FIFA scandal exacerbates Canadian banks' Caribbean troubles
By Euan Rocha, John Tilak and Michael Erman
TORONTO/NEW YORK (Reuters) - An eyebrow-raising disclosure in the U.S. indictment of FIFA officials is that a representative of a Caribbean bank made it easy for one allegedly illegal transaction to be done by flying to New York to personally collect a check and then returned to deposit it in an account in the Bahamas.
This unusual courier service, which reduced the electronic trail on a $250,000 payment to former FIFA official Chuck Blazer in May 2011, was provided by an unnamed officer of Barbados-based CIBC FirstCaribbean International Bank, the indictment shows. CIBC FirstCaribbean is a subsidiary of Canadian Imperial Bank of Commerce, Canada's fifth-largest bank.
That check, U.S. prosecutors allege, was part of a $10 million bribe paid in return for the votes of then FIFA vice president Jack Warner, Blazer and another FIFA official in support of South Africa being granted the rights to host the 2010 World Cup.

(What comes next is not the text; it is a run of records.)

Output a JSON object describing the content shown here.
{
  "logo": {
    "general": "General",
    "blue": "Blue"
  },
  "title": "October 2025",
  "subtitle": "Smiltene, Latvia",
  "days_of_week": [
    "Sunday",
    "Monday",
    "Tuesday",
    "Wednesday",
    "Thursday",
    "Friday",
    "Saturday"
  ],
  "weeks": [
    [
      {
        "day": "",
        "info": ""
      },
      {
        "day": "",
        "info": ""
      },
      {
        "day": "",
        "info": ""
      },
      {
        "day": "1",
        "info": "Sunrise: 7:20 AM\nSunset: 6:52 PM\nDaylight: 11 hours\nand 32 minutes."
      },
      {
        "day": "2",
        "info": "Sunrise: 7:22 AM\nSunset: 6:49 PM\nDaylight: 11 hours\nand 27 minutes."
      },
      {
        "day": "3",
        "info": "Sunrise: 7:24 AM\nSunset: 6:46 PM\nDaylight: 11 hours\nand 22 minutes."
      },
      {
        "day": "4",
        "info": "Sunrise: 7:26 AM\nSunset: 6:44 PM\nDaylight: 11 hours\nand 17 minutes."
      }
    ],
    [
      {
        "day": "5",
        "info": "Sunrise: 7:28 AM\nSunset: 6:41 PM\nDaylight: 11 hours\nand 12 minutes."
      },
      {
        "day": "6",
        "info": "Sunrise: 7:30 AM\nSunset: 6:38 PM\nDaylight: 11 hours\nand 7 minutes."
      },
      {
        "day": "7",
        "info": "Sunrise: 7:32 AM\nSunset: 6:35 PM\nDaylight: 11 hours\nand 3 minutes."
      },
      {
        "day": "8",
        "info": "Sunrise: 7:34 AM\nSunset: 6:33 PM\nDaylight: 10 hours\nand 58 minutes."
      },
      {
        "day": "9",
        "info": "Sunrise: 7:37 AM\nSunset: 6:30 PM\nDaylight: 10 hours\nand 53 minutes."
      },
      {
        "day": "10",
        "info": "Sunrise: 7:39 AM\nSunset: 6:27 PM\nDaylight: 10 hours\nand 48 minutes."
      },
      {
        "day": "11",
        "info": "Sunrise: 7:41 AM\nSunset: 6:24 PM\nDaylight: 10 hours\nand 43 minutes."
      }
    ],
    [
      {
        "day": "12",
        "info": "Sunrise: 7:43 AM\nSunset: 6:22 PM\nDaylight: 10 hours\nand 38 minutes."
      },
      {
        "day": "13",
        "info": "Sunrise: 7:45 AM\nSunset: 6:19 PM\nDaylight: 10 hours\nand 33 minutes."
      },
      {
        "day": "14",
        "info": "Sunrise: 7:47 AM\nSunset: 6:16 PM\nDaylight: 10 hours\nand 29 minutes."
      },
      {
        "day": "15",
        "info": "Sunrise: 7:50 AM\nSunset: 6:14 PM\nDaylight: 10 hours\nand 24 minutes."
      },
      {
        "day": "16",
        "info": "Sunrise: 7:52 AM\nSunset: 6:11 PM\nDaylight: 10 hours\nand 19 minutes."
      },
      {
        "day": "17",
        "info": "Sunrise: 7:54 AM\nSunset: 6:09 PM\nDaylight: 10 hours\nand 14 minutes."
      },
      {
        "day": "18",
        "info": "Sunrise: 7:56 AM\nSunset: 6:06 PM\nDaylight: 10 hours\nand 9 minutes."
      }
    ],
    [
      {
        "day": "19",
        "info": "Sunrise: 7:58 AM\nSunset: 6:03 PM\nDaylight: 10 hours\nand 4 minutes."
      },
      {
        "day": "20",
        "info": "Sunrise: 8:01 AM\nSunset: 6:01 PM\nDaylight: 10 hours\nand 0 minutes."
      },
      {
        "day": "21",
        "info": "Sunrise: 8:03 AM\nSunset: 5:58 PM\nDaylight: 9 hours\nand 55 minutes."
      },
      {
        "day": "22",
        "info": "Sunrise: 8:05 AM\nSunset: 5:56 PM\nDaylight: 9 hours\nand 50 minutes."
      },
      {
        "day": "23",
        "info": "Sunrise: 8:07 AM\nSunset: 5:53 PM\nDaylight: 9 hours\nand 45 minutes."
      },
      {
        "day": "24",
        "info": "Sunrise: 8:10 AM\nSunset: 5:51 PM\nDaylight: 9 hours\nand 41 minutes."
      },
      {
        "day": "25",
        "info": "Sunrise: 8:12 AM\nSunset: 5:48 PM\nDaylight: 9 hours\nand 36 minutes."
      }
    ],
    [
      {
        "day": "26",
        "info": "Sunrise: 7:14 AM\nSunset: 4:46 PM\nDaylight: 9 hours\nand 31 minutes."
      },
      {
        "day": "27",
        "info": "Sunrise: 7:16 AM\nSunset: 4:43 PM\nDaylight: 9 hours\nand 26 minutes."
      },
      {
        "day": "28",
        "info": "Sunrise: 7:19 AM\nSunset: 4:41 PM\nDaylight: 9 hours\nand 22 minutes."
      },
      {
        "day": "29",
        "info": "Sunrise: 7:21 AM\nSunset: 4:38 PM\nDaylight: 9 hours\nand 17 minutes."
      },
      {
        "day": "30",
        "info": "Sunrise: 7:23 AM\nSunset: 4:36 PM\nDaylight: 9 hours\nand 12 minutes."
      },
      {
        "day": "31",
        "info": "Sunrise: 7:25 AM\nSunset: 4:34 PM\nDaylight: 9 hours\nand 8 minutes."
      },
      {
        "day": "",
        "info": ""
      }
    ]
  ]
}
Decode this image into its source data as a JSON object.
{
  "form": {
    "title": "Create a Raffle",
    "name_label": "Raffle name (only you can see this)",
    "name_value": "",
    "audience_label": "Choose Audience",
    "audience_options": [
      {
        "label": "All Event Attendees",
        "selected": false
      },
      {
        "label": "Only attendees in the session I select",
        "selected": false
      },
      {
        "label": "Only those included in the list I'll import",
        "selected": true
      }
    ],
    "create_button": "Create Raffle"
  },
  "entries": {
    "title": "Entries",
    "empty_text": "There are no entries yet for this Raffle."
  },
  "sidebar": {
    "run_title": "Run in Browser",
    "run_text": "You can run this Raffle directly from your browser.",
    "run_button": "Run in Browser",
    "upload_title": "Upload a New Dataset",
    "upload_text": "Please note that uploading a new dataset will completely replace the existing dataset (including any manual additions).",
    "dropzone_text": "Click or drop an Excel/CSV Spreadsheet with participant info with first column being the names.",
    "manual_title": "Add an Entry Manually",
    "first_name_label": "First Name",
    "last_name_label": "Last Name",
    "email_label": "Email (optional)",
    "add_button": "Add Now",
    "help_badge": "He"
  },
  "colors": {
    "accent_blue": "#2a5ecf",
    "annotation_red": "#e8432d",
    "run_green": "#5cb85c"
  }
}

Blazer has pleaded guilty to a series of financial crimes, including money laundering, wire fraud and tax evasion, and is cooperating with authorities. Trinidad and Tobago-based Warner, who has been charged with bribery, wire fraud and money laundering offences, has consistently denied wrongdoing.
In a charging document, U.S. prosecutors say that Blazer transported payments in ways designed to conceal and disguise funds in breach of U.S. law. Blazer’s lawyer did not respond to requests for comment.
The payment is among a series of transactions being reviewed by U.S. authorities to see whether any banks knowingly facilitated money laundering, or failed to give the transactions proper scrutiny as required by law.
Other Canadian banks with operations in the Caribbean are also facing questions related to the FIFA probe, which has led to the indictment of 9 current or former soccer officials and five executives in sports marketing or broadcasting.